The covenant is a relationship between God and His people wherein the seed of gracious election blossoms into the flower of our sanctification.
God’s election stimulates our obedience, and our holiness is the crown upon God’s initiative. God and His people, grace and holiness, converge at “the place the LORD our God chooses,” the place where blood atonement is rendered: the cross of Jesus Christ, foreshadowed in all the ceremonies of the entire law, proclaimed and presented in the church of Jesus Christ by means of Word and sacrament. (Question 3)
Deuteronomy 12–26 teaches us that God’s covenantal law (and God’s law is, finally, strictly covenantal) functions properly only within the context of that relationship established by election for holiness.
The apostle Peter put the same truth this way:
But you are a chosen generation, a royal priesthood, a holy nation, His own special people, that you may proclaim the praises of Him who called you out of darkness into His marvelous light; who once were not a people but are now the people of God, who had not obtained mercy but now have obtained mercy (1 Pet. 2:9–10).
The apostle Paul explains it to the Ephesians this way:
For we are His workmanship, created in Christ Jesus for good works, which God prepared beforehand that we should walk in them (Eph. 2:10).
To pastor Titus he writes concerning
our great God and Savior Jesus Christ, who gave Himself for us, that He might redeem us from every lawless deed and purify for Himself His own special people, zealous for good works (Titus 2:14).
Covenant law as our delight
As we conclude our study of Deuteronomy 12–26, we need to reflect on the question: What is the relationship of the New Testament believer to God’s covenantal law? Books have been written in answer to this question, so we can hope only to scratch the surface of this very broad subject.
In our first lesson we asked the student to find all the references in Psalm 119 that speak of the LORD’s law as the believer’s delight. A concordance check would have led to verses 16, 24, 35, 47, 70, 77, 92 and 174. We do not exaggerate when we say that delighting in God’s law is a prominent Old Testament theme! But can we find a similar emphasis in the New Testament?
Writing to believers in Rome about the struggle of indwelling sin, Paul describes it as a contest between the inner and the outer man:
For I delight in the law of God according to the inward man. But I see another law in my members, warring against the law of my mind, and bringing me into captivity to the law of sin which is in my members (Rom. 7:22–23).

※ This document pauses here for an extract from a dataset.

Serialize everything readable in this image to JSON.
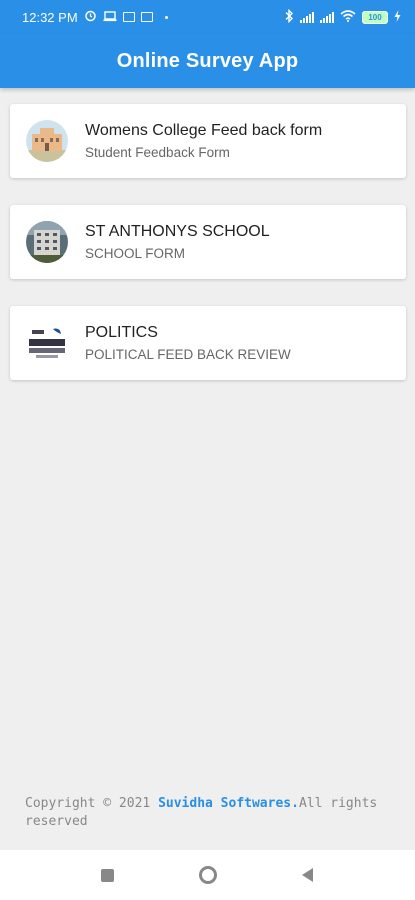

Regardless of whether Romans 7 describes pre- or post-conversion experience, the apostle’s statement in verse 22 must be understood as the believer’s confession. The law of God—including the Old Testament, theocratic, covenantal, treaty stipulations we have been studying—delights the believer. Its wisdom, righteousness, goodness and mercy excite heartfelt love in Christ’s disciples. (Question 4)
Our prayerful effort in this Bible study series has been devoted to increasing among God’s people their love for and understanding of His covenantal law as that points us to the Lord Jesus Christ and redemption in Him. May the LORD be pleased so to bless this study that our lives may be filled with worship to His glorious praise, and that our worship be living and vibrant in service to His holy will. Together these form the essence of our covenant response.
Questions for Reflection and Reply
1. Read Mark 7:1–13. Mention examples of the Pharisees invalidating the Word of God by their tradition. Mention examples of the same today.
2. Find passages in the Old Testament that speak of the relationship between the LORD and Israel in terms of marriage, of husband and wife. Where in the New Testament do we read of the church’s relationship to God in terms of marriage?
3. In light of the definition of “covenant” given in the lesson, explain how our obedience serves to assure us that we are elect. Why can’t our obedience be seen as the basis of election? Are all those under God’s covenant elect? Defend your answer from Scripture.
4. Explain two or three of the most meaningful things you have learned from studying Deuteronomy 12:26. How will these affect (1) your worship of God and (2) your work in His service?